__Source data__
<<<<

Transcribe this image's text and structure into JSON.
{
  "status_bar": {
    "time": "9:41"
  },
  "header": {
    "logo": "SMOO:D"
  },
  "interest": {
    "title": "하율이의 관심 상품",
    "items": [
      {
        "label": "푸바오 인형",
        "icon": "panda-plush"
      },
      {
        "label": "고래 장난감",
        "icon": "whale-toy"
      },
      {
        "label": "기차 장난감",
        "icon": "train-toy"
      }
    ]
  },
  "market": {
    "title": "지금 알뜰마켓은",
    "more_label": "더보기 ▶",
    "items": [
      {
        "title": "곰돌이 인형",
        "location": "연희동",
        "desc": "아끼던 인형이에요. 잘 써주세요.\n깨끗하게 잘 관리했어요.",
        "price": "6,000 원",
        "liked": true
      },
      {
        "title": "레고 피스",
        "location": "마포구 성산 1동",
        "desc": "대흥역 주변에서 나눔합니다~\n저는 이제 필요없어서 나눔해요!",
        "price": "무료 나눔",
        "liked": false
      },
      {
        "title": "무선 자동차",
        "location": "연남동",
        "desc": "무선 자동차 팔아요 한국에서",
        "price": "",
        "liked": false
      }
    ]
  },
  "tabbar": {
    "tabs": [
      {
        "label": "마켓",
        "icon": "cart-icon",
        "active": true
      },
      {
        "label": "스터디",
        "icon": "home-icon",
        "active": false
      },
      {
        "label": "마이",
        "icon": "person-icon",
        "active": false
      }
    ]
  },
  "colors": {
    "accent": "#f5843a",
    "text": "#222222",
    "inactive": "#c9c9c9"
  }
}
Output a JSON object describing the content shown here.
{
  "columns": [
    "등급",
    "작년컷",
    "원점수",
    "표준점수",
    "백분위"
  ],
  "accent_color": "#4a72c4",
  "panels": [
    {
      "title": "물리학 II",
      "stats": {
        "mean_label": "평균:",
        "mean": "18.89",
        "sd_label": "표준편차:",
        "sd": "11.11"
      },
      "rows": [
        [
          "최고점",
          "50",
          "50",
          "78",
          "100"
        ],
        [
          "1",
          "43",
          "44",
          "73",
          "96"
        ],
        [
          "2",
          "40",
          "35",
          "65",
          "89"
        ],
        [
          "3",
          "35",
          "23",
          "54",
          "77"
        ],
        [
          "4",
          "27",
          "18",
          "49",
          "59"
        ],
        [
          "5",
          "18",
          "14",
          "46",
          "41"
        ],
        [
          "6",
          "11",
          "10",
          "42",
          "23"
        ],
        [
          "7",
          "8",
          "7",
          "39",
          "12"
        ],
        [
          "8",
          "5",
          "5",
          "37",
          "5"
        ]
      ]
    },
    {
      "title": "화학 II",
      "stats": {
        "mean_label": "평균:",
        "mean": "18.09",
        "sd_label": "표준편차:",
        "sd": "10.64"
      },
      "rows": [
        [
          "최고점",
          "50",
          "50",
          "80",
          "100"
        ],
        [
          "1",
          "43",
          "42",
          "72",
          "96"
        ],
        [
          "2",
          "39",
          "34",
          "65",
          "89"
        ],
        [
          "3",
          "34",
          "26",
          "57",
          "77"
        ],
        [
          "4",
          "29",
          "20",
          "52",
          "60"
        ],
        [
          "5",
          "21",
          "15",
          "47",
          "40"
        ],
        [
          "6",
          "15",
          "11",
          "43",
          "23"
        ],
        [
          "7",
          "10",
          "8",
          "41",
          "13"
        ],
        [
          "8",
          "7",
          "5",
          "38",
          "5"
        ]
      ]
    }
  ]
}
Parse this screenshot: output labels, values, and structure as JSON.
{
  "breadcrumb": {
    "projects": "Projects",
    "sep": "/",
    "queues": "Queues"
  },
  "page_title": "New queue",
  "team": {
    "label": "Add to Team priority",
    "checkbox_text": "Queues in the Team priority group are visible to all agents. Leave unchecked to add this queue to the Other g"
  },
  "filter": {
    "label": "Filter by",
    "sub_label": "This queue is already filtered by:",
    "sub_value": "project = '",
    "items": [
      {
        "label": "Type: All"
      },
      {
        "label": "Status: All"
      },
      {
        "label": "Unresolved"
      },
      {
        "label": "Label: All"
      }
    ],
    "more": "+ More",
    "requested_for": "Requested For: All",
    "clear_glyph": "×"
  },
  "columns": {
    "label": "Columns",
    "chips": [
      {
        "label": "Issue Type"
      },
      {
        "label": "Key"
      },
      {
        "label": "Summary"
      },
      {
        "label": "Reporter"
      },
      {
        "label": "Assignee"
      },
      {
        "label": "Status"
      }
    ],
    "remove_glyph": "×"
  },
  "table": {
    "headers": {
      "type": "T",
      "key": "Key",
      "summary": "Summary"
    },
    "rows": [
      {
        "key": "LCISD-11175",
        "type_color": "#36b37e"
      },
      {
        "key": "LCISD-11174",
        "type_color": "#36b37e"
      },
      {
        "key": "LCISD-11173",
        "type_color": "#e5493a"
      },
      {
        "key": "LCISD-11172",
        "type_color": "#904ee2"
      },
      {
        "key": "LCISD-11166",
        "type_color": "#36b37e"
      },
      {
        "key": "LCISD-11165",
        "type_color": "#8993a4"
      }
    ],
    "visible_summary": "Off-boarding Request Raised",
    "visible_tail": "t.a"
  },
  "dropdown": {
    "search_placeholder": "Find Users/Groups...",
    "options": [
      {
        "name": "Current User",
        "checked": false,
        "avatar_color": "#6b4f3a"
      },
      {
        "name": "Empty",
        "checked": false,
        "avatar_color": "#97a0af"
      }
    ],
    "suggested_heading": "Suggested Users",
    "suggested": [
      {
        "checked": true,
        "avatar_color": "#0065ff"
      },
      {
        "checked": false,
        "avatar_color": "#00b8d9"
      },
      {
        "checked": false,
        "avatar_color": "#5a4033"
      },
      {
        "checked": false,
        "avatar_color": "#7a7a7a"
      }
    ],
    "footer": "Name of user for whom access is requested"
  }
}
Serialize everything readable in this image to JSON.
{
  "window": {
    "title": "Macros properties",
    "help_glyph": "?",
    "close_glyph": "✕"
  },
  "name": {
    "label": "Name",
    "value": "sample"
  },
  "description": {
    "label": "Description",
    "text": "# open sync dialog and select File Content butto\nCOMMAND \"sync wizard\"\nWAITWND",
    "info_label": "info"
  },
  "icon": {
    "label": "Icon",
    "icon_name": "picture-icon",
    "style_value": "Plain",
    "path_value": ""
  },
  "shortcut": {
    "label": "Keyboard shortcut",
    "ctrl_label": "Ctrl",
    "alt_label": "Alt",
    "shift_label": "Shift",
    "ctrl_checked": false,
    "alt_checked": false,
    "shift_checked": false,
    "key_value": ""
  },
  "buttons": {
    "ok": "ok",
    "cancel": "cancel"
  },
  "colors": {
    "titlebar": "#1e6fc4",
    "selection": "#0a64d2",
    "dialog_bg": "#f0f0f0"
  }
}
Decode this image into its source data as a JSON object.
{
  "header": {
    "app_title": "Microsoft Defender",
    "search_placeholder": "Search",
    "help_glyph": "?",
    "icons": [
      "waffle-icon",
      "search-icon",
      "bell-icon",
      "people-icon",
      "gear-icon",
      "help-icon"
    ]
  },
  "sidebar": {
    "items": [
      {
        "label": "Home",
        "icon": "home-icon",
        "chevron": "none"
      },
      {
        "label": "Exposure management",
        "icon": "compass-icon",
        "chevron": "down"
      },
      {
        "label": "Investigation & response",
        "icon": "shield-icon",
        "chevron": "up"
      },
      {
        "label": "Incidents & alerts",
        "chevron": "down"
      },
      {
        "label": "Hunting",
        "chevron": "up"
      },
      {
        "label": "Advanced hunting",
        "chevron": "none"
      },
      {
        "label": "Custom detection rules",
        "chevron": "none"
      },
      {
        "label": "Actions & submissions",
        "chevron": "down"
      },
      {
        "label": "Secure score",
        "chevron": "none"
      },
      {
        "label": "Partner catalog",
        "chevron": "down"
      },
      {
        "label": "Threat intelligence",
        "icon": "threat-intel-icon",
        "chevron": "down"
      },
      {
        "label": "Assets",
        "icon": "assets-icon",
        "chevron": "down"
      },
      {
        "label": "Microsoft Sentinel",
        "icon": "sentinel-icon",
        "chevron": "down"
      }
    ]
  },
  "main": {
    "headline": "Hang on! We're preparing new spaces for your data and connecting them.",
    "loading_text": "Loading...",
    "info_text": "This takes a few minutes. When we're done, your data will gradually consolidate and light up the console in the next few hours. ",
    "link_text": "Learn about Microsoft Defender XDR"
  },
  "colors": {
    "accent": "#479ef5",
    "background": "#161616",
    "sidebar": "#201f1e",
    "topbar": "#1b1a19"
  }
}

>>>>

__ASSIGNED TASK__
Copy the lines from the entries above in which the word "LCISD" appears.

__EXERCISE RESULT__
        "key": "LCISD-11175",
        "key": "LCISD-11174",
        "key": "LCISD-11173",
        "key": "LCISD-11172",
        "key": "LCISD-11166",
        "key": "LCISD-11165",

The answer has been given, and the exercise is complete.